Because there is no evidence that auxiliary benefits were actually awarded, counsel's fee will be assessed based on the amount actually awarded, $91,149.00, and the auxiliary benefit award amount, $46,927.50, will not be considered. Therefore, the total amount requested by counsel will be reduced to $22,787.25.
Counsel filed for § 406(b) fees giving a brief listing of the hours that he expended on the case, amounting to a total of 36 hours. Counsel's normal billing rate is $300 per hour.
In Crawford v. Astrue, 586 F.3d 1142 (9th Cir. 2009) (en banc), the Ninth Circuit emphasized the "primacy" of the retainer agreement in assessing whether § 406 fees were reasonable.
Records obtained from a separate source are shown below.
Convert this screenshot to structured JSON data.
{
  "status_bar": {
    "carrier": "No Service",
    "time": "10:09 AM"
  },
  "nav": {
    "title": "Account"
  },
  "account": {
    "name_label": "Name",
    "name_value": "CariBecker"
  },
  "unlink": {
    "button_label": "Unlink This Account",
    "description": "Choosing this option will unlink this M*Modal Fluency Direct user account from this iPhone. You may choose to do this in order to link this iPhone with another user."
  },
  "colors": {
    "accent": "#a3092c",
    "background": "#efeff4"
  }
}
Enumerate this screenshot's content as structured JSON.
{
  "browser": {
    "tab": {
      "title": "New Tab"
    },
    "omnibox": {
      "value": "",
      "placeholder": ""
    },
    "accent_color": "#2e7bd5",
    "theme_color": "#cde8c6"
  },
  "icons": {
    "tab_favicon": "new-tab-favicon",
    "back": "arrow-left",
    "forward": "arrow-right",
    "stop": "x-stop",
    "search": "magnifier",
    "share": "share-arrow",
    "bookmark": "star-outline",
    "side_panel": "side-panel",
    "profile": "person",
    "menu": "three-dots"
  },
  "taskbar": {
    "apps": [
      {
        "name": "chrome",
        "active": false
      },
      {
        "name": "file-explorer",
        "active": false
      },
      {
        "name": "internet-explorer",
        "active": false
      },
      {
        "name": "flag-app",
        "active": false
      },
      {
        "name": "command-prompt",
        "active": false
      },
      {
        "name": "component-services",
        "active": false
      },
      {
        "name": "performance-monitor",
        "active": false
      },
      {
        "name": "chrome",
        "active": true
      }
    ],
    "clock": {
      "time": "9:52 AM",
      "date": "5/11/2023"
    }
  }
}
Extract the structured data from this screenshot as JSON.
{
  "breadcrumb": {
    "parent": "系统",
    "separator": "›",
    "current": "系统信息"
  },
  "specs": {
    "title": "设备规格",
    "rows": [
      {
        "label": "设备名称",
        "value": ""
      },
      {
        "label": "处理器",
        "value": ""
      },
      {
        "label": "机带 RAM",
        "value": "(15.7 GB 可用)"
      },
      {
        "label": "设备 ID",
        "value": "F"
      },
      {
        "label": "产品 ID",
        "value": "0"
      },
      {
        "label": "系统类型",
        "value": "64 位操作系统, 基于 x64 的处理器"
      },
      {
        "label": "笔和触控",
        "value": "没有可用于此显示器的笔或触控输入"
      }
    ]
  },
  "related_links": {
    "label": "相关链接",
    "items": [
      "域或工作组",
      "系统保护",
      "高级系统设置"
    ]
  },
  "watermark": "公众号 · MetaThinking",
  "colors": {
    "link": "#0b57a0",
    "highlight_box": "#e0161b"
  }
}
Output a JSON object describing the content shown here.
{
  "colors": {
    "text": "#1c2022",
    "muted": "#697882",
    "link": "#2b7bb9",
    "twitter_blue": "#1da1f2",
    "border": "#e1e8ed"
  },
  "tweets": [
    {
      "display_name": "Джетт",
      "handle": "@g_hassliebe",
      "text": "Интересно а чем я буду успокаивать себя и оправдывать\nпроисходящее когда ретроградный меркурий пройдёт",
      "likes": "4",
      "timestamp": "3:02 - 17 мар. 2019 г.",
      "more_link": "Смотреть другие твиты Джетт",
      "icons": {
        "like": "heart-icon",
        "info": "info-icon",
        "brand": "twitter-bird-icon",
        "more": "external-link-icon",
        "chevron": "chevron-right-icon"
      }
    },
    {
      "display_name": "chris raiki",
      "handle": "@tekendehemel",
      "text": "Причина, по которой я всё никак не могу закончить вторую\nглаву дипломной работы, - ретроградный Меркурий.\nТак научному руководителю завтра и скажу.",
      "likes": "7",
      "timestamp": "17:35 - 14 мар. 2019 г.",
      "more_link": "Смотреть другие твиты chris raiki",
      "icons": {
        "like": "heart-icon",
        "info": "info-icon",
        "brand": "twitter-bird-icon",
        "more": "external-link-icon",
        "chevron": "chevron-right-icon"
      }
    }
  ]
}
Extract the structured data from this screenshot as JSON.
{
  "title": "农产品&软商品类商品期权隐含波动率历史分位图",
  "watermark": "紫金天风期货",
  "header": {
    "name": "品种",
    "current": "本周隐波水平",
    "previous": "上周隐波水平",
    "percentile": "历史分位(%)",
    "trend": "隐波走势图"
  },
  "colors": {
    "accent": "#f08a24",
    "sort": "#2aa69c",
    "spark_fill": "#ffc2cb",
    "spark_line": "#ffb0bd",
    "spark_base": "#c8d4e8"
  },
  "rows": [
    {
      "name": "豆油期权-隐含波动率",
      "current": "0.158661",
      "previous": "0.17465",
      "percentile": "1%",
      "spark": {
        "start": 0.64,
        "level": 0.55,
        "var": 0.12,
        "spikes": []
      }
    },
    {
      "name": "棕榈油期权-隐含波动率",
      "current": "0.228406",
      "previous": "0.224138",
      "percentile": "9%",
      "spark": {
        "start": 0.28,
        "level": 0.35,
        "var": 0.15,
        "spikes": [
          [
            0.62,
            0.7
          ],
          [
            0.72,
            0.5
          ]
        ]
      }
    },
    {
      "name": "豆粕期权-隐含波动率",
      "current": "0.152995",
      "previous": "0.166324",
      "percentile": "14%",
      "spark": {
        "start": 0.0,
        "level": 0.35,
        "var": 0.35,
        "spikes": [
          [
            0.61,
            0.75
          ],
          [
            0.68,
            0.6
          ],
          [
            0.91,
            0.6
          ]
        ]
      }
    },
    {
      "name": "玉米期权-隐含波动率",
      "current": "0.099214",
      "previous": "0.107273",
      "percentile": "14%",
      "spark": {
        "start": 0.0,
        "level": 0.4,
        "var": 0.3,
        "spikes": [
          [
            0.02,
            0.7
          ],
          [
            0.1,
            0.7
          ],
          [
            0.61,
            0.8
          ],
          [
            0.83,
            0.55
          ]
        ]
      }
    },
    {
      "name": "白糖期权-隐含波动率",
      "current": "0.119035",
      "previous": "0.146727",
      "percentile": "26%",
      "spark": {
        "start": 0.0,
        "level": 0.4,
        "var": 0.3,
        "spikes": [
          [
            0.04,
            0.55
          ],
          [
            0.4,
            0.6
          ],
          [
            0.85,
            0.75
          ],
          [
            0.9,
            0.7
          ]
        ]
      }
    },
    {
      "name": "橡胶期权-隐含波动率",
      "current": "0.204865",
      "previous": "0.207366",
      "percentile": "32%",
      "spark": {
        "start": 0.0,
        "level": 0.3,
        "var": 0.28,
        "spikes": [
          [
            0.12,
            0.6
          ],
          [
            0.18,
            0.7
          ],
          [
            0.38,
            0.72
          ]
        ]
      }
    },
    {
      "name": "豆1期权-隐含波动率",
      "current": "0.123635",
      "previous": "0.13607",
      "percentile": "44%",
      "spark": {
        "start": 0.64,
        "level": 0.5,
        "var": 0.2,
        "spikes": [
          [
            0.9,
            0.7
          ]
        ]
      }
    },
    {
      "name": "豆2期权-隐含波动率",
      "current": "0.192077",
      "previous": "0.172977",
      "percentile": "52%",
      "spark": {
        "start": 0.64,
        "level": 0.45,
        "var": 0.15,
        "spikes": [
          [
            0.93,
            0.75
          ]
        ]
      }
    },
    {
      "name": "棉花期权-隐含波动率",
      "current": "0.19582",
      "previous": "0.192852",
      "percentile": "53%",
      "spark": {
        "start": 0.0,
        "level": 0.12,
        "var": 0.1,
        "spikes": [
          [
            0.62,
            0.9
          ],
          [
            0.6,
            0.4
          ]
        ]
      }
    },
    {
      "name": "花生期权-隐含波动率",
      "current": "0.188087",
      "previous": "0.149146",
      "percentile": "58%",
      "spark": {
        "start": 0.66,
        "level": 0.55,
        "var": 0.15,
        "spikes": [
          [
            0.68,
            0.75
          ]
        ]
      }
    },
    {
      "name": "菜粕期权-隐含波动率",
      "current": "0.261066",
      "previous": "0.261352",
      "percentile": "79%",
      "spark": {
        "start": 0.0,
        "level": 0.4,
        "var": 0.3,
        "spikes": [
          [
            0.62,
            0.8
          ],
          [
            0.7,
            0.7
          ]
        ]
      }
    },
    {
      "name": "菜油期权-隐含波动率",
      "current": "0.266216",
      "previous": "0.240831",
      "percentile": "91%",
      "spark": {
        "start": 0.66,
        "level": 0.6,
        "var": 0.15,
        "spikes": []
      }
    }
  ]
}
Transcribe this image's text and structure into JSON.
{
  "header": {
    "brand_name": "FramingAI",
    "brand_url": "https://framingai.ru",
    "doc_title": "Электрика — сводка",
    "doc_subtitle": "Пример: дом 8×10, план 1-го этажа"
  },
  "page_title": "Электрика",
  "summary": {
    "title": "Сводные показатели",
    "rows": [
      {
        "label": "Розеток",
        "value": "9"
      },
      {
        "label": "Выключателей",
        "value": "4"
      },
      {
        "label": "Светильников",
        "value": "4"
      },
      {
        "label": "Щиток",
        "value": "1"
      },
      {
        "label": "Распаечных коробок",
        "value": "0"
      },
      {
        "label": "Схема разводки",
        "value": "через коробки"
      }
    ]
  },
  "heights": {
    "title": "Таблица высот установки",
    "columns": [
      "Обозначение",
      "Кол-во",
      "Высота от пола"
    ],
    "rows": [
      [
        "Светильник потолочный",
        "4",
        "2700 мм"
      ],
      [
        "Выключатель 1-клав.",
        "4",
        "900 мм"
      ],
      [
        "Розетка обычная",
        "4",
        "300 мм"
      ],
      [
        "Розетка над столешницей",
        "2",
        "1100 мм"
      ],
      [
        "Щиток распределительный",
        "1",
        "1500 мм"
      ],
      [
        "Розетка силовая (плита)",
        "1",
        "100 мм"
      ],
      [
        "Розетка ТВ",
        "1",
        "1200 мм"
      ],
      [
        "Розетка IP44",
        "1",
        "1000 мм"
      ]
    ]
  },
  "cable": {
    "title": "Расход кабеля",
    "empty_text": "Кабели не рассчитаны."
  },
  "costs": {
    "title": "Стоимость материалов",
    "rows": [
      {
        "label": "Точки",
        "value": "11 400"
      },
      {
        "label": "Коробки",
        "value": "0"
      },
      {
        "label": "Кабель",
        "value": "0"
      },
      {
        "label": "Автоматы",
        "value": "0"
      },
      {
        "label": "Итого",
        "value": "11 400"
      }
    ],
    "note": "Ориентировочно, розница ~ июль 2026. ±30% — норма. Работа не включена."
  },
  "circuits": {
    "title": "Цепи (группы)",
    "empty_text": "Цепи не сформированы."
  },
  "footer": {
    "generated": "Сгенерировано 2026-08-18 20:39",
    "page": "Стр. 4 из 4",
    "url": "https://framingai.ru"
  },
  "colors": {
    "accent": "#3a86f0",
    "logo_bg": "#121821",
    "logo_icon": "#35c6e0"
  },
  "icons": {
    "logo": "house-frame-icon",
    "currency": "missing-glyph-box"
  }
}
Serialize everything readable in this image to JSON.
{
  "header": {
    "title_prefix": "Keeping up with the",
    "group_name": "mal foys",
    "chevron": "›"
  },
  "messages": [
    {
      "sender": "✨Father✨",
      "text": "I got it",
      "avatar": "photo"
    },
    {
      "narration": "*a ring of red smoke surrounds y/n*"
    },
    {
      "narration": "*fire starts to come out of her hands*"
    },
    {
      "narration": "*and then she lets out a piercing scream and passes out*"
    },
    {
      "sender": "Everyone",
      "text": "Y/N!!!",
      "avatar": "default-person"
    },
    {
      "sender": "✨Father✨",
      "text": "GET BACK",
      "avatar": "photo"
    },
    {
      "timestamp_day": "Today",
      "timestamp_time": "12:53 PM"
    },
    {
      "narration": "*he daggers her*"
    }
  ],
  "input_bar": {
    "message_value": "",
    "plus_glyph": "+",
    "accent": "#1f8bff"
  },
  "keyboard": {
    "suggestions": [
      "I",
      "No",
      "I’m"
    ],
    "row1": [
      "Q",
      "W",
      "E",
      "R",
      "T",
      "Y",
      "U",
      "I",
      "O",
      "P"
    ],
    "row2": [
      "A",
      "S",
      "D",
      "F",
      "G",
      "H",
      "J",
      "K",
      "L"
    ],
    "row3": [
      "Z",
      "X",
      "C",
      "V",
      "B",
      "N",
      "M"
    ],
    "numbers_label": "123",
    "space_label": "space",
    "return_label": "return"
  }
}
Factors which could detract from this primacy were whether counsel's work was poor, whether counsel had unnecessarily delayed work in the case (thus resulting in a higher back pay award from which fees could be computed) or that the § 406 fees requested would constitute a "windfall." However, this last term was undefined.*fn2 Computed hourly rates in the Crawford trilogy of combined cases of up to $900 per hour (computed by dividing the total amount sought by the number of hours expended) were found to be reasonable.
If the total fees sought by counsel, both from EAJA and § 406 (b) are considered, counsel's computed hourly rate would exceed $743 per hour.*fn3 Although Crawford, almost grudgingly, permitted a reviewing court to compare the actual computed hourly rate with a reasonable hourly rate, the Ninth Circuit evidently believes a rate of $900 per hour to be reasonable. There are no precise standards given in Crawford as to what might seem out of bounds for a reasonable hourly rate.
Crawford also focused on the fact that in its cases, the attorneys involved, perhaps with a pang of conscience, did not seek to recover the entire 25% maximum allowed under the statute. In the view of Crawford, this fact made the attorneys' requests reasonable. There did not appear to have been an award of EAJA fees pertinent to the Crawford cases.
The court is tasked with reviewing the reasonableness of § 406 (b) fee requests because these fees are taken from the amount of disability benefits, whose payment to the disability plaintiff has been delayed over the course of the disability adjudication in court. Generally, the disability claimants are not well to do. Based on the Crawford court's finding that hourly rates of up to $900 were not excessive, counsel's request for $632.97 per hour appears acceptable. As such, the undersigned could not apply Crawford and find the § 406(b) fees sought here unreasonable. Reducing § 406(b) fees after Crawford is a dicey business.
The Commissioner shall pay plaintiff's counsel in this case the sum of $22,787.25 in § 406(b) attorneys' fees. The remainder withheld from the back benefits awardable to plaintiff ($3,978.21), i.e. the amount of EAJA fees already ...